Last week, police in Lawrence, Kansas—a bona fide college city where nearly 30,000 students at the University of Kansas are arriving on campus for the fall semester—welcomed the young people whose welfare and safety they are entrusted to preserve with some bizarre yet pointed advice.

Whatever you do, police warned, don’t sell weed. If you do, you’ll be the victim of a violent strong-armed robbery—guaranteed.

“Selling weed out of your apartment may seem like an easy way to make some quick $$$. But you will get robbed. At gunpoint,” the Lawrence Police Department’s official, blue-checkmarked account tweeted on Aug. 11. Cops stuck with this subject for a while. “DON’T SELL WEED OUT OF YOUR DORM/APARTMENT CUZ YOU’RE GONNA GET ROBBED,” another tweet read. “This is not debatable, it is inevitable.”

This puzzlingly strident, utterly baseless admonishment—most small-time marijuana sales go off without the slightest hitch; but if someone peddling a few dollars’ worth of weed does get robbed, are they still a victim, and can they call the cops without fear of arrest for possession?—is a recent example of what’s become a nationwide trend in the marijuana legalization era.

In an age when more than 65 million Americans live in states where marijuana is legal for adults 21 and over, instead of finding something else to do, cops are marking the moment by acting cheeky and trying to sneak a few laughs at the expense of anyone associated with weed.

This “for the lulz” approach began in Seattle in 2013.

Ahead of that year’s Hempfest celebration—the first after voters approved marijuana legalization the previous November—cops distributed Doritos bags affixed with helpful advisories, reminding visitors it was still illegal to be seen smoking weed. The stunt was a viral hit.

Since then, cops’ attempts at weed humor have generally been of the “Dane Cook, but dad jokes” or “dumb jock cousin slugs you in the arm and calls you queer for the 20th time” variety. That is, it’s stale, predictable, almost always at least mildly offensive and always-always at weed users’ expense. And this is the friendliest-possible interpretation—that is, seen from a position of privilege.

In the broader context—as in the context in which motorists are shot and killed by police with the smell of marijuana deployed as an excuse, and when arrests for small-time marijuana crime are still wrecking lives—cops’ widening weed joking is wildly inappropriate and offensive, and a sign of something more troubling: staid law enforcement officers aren’t taking legalization seriously.

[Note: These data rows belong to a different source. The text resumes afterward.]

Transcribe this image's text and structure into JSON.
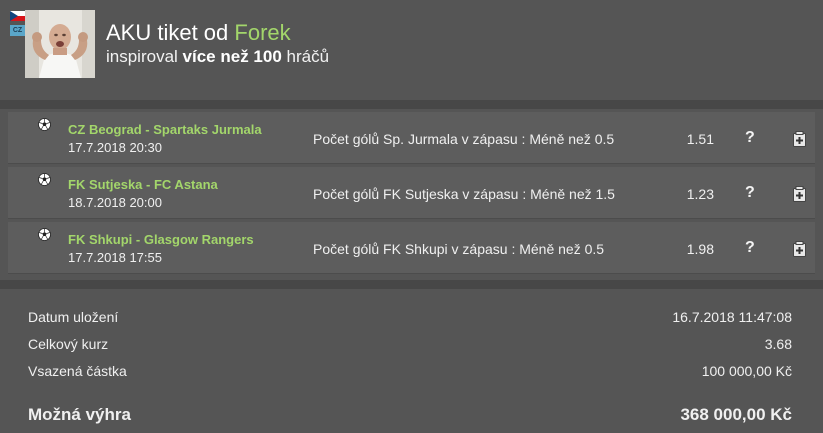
{
  "header": {
    "badge": "CZ",
    "title_prefix": "AKU tiket od",
    "username": "Forek",
    "subtitle_prefix": "inspiroval",
    "subtitle_bold": "více než 100",
    "subtitle_suffix": "hráčů"
  },
  "bets": [
    {
      "match": "CZ Beograd - Spartaks Jurmala",
      "date": "17.7.2018 20:30",
      "market": "Počet gólů Sp. Jurmala v zápasu : Méně než 0.5",
      "odds": "1.51",
      "help": "?"
    },
    {
      "match": "FK Sutjeska - FC Astana",
      "date": "18.7.2018 20:00",
      "market": "Počet gólů FK Sutjeska v zápasu : Méně než 1.5",
      "odds": "1.23",
      "help": "?"
    },
    {
      "match": "FK Shkupi - Glasgow Rangers",
      "date": "17.7.2018 17:55",
      "market": "Počet gólů FK Shkupi v zápasu : Méně než 0.5",
      "odds": "1.98",
      "help": "?"
    }
  ],
  "summary": {
    "saved_label": "Datum uložení",
    "saved_value": "16.7.2018 11:47:08",
    "total_odds_label": "Celkový kurz",
    "total_odds_value": "3.68",
    "stake_label": "Vsazená částka",
    "stake_value": "100 000,00 Kč",
    "win_label": "Možná výhra",
    "win_value": "368 000,00 Kč"
  },
  "colors": {
    "background": "#555555",
    "accent_green": "#a3d66b",
    "divider": "#474747"
  },
  "icons": [
    "soccer-ball-icon",
    "help-icon",
    "add-to-ticket-icon",
    "flag-cz-icon"
  ]
}
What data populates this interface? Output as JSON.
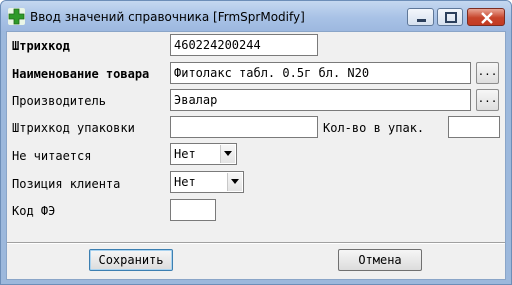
{
  "window": {
    "title": "Ввод значений справочника [FrmSprModify]",
    "icons": {
      "app": "green-cross-icon",
      "minimize": "minimize-icon",
      "maximize": "maximize-icon",
      "close": "close-icon"
    }
  },
  "form": {
    "barcode": {
      "label": "Штрихкод",
      "value": "460224200244"
    },
    "product_name": {
      "label": "Наименование товара",
      "value": "Фитолакс табл. 0.5г бл. N20",
      "browse_label": "..."
    },
    "manufacturer": {
      "label": "Производитель",
      "value": "Эвалар",
      "browse_label": "..."
    },
    "package_barcode": {
      "label": "Штрихкод упаковки",
      "value": ""
    },
    "qty_in_package": {
      "label": "Кол-во в упак.",
      "value": ""
    },
    "unreadable": {
      "label": "Не читается",
      "selected": "Нет"
    },
    "client_position": {
      "label": "Позиция клиента",
      "selected": "Нет"
    },
    "fe_code": {
      "label": "Код ФЭ",
      "value": ""
    }
  },
  "buttons": {
    "save": "Сохранить",
    "cancel": "Отмена"
  }
}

In Wyoming, Minnesota, a suburb north of Minneapolis, stabs at exhausted stoner humor have become an annual tradition